Why doesn't your dog follow you on walks? Most likely, you're not exciting him enough! YOU should be the most exciting thing.
To start out, ask yourself some questions about yourself:
1) What do you go out on walks for? Groceries, window shopping, meeting friends?
2) What are the different walking paces for these different walks?
3) What are your favorite things to notice on your walks? Stylish people, other dogs, woman/men?
4) What do you try to avoid outside? Strangers, bad smells, trucks?
Now, 'ask' your dog the same questions (that means observe or try to guess). Some answers he could possibly give are:
1) I go outside to: go to the bathroom, meet other dogs, meet people, exercise, or even - I don't know why my owner takes me out, I hate going outside!
2) I walk at different paces when: I have to go to the bathroom, I know where I'm going, I don't know where I'm going, when I'm running away from dogs, people or children etc.
3) My favorite things to notice are: leaves on the ground, chicken bones, my owner, sharp movements
4) I avoid: Trucks, loud sounds, crowds, other dogs
Now that you're aware of both of you and your dogs motivations, you probably have a better idea of when it's best to train together - when you both have time, AND when you can avoid things that might distract both of you
Now for the fun part! YOU are going to become the funnest most exciting part of your dog's walk:
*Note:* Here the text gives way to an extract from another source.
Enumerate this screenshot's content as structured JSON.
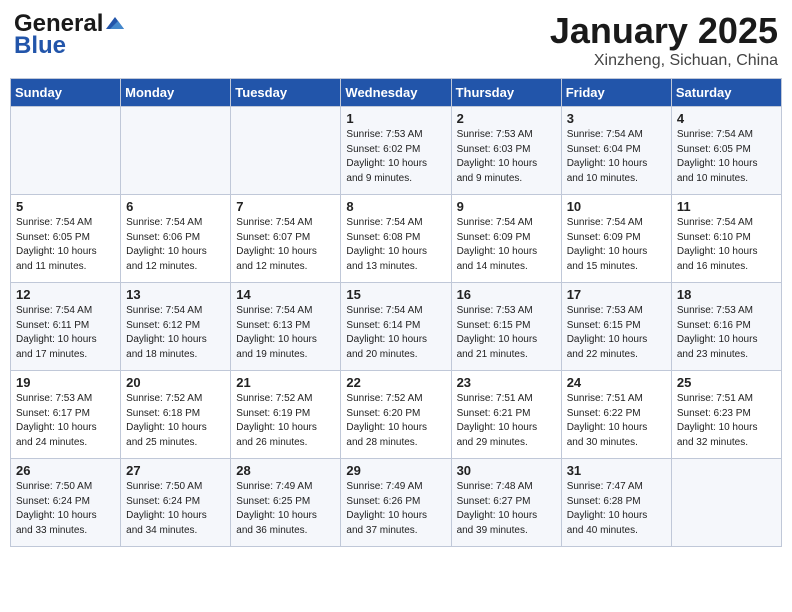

Practice at home first becoming the apple of your dog's eye while not on a leash: what gets your dogs attention? Running, balls, treats? Excite your dog enough to follow you in any direction; circles, squares, backwards forwards, running, slowly...You'll notice that just by changing your pace your dog's attention is always on you! And, always reward for good responses.
Tip: If you are having trouble getting your dog to move forward, try bending your knees while stepping forward to make the whole movement very obvious
Now, add a leash inside and continue to be the apple of your dog's eye, rewarding him when he follows your every move. And, don't forget to encourage with your voice!
Practice outside without other dogs around, and always reward for good behavior!
Now practice with distractions one at a time - leaves, shopping, trucks, dogs - refer to your list!